Start of Available records

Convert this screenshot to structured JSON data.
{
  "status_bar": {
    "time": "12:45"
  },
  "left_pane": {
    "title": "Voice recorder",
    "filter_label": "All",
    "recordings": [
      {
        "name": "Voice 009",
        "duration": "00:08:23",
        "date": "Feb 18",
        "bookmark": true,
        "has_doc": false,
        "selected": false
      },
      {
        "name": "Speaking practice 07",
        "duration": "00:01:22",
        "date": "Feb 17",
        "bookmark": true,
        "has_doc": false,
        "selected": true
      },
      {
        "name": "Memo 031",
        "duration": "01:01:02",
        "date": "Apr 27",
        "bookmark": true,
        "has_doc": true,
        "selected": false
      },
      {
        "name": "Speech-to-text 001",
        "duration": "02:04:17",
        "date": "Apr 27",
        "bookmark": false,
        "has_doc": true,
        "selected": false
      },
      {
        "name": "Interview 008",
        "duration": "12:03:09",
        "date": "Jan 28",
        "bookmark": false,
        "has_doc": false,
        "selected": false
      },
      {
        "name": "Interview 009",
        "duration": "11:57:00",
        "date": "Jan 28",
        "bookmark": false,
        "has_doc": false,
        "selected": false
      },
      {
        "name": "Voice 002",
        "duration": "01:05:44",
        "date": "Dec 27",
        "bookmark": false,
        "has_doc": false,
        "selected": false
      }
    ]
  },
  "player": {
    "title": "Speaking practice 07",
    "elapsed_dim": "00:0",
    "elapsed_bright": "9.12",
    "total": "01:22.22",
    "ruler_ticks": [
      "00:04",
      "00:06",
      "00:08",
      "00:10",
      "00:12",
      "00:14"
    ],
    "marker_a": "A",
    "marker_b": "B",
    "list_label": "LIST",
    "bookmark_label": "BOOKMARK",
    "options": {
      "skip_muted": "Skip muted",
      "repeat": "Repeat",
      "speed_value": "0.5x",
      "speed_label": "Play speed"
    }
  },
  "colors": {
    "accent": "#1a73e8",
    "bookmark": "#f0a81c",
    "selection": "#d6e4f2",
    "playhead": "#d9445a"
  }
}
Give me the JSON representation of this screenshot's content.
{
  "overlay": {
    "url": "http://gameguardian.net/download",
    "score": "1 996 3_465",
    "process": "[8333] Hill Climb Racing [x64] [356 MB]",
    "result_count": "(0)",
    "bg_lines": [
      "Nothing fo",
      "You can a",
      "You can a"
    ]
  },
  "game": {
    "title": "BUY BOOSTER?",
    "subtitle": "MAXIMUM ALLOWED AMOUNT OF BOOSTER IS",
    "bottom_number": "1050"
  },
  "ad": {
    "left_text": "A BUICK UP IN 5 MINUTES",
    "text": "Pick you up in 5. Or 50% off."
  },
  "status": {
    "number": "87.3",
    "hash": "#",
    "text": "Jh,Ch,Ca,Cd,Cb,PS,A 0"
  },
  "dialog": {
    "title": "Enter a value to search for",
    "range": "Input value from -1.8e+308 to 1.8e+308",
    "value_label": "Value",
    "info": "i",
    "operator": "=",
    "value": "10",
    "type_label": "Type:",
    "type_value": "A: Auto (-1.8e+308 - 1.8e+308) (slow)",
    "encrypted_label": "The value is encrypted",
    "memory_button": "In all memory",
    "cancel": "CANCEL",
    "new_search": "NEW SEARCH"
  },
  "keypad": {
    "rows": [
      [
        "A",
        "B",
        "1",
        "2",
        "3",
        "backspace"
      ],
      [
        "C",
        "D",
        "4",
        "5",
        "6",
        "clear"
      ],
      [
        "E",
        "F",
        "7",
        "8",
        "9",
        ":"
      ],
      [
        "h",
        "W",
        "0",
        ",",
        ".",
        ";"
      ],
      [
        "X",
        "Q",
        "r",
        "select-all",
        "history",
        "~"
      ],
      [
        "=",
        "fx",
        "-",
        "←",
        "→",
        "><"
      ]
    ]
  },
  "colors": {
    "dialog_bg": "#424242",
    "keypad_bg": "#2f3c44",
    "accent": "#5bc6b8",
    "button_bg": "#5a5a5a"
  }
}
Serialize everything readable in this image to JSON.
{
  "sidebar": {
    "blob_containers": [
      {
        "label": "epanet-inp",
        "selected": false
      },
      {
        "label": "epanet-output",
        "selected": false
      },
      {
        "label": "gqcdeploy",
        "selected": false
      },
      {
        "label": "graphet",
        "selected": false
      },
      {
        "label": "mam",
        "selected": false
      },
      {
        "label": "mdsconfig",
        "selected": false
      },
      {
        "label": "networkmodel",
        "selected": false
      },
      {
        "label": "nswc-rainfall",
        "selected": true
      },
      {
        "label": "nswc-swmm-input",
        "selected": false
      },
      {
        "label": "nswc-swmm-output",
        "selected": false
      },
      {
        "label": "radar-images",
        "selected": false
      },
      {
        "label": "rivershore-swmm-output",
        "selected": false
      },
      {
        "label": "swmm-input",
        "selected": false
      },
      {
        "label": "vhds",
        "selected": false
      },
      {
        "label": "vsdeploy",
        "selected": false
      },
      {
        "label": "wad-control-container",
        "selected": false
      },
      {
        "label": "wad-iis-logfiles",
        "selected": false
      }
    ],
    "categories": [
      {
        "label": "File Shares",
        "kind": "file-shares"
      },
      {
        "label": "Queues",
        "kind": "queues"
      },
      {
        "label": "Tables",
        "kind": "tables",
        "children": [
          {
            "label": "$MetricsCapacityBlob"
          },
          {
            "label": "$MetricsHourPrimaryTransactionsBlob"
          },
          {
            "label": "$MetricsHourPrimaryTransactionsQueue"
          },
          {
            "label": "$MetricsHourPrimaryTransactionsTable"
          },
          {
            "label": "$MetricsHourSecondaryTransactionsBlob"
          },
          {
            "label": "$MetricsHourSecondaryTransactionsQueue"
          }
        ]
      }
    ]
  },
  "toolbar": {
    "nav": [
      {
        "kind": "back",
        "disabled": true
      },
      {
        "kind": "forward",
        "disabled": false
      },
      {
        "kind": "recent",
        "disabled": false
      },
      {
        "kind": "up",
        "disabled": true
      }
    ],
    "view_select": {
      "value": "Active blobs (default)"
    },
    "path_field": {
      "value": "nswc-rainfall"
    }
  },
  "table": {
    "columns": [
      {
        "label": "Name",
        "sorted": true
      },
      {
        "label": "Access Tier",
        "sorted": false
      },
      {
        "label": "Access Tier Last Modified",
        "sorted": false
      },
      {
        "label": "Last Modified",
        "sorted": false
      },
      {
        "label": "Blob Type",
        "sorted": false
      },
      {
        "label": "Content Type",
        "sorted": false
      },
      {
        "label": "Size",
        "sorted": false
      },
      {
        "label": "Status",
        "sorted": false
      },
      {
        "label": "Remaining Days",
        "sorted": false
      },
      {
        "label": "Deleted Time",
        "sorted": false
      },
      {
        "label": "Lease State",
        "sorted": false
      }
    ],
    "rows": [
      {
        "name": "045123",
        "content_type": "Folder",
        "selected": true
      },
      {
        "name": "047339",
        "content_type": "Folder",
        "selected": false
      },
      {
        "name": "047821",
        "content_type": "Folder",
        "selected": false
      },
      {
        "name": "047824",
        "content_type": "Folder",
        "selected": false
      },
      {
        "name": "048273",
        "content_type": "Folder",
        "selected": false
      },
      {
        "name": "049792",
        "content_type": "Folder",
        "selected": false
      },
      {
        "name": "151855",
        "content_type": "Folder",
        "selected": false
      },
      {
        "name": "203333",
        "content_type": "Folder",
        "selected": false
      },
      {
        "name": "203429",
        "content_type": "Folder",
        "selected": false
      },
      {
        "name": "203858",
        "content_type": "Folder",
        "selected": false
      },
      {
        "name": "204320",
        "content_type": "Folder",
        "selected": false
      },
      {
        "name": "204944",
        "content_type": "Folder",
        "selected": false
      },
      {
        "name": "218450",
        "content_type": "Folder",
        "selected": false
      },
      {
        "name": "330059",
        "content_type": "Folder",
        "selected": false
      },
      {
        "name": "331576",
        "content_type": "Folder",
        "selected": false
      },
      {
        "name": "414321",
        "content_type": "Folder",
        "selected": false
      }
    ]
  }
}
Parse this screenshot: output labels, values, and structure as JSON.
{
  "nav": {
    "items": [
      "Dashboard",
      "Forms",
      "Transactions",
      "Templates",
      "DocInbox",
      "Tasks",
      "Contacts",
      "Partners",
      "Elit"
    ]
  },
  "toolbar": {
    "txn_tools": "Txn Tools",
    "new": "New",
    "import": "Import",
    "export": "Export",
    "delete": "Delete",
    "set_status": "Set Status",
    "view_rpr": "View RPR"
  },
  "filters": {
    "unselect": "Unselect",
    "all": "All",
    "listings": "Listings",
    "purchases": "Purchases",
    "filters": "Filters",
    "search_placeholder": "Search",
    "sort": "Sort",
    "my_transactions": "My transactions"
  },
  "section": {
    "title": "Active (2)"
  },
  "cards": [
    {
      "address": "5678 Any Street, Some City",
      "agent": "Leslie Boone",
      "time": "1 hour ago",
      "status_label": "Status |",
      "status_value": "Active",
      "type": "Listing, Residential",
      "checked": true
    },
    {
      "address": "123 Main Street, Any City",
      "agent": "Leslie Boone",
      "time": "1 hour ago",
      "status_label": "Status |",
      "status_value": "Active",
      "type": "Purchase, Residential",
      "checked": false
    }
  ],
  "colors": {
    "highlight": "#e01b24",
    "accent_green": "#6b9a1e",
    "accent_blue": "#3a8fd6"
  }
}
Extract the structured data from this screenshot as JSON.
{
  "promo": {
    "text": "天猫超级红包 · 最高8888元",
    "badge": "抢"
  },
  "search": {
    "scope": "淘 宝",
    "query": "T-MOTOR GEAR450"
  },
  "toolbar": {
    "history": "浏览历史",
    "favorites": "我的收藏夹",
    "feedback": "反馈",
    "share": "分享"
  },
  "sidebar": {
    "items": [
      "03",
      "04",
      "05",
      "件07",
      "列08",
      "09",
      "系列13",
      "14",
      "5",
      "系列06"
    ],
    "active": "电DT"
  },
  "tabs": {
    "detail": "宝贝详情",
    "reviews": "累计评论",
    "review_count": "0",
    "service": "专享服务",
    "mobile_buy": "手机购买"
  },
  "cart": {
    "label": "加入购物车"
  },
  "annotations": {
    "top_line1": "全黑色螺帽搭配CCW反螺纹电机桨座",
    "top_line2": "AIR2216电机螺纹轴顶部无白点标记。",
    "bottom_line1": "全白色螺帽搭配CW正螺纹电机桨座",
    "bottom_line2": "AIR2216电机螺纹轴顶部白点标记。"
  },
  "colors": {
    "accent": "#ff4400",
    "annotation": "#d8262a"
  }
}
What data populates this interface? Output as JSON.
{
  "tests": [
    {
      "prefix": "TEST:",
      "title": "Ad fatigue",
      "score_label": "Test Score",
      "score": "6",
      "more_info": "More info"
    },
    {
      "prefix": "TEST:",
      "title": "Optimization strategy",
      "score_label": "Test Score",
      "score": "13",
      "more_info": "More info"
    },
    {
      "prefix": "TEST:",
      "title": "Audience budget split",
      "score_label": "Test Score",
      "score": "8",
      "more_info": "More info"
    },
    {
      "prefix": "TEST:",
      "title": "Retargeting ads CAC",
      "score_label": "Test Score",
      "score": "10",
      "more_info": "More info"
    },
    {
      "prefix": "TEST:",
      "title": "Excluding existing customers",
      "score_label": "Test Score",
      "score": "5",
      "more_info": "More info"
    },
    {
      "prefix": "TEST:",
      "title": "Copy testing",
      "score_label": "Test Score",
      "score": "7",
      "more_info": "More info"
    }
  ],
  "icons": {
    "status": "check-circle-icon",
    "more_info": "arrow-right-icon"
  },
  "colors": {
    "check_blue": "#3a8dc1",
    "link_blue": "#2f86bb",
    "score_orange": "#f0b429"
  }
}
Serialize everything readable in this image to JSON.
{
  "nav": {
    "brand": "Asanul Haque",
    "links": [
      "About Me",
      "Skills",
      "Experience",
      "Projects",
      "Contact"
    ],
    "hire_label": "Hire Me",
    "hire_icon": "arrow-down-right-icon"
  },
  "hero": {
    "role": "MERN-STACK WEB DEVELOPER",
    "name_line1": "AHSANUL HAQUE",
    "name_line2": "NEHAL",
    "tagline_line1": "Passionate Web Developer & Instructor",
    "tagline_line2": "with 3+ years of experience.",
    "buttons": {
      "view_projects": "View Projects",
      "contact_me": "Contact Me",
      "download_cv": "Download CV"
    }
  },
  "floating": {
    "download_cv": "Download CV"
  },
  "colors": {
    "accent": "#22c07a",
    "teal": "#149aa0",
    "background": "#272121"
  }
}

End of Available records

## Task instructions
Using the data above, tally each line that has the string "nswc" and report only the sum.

## Task solution
4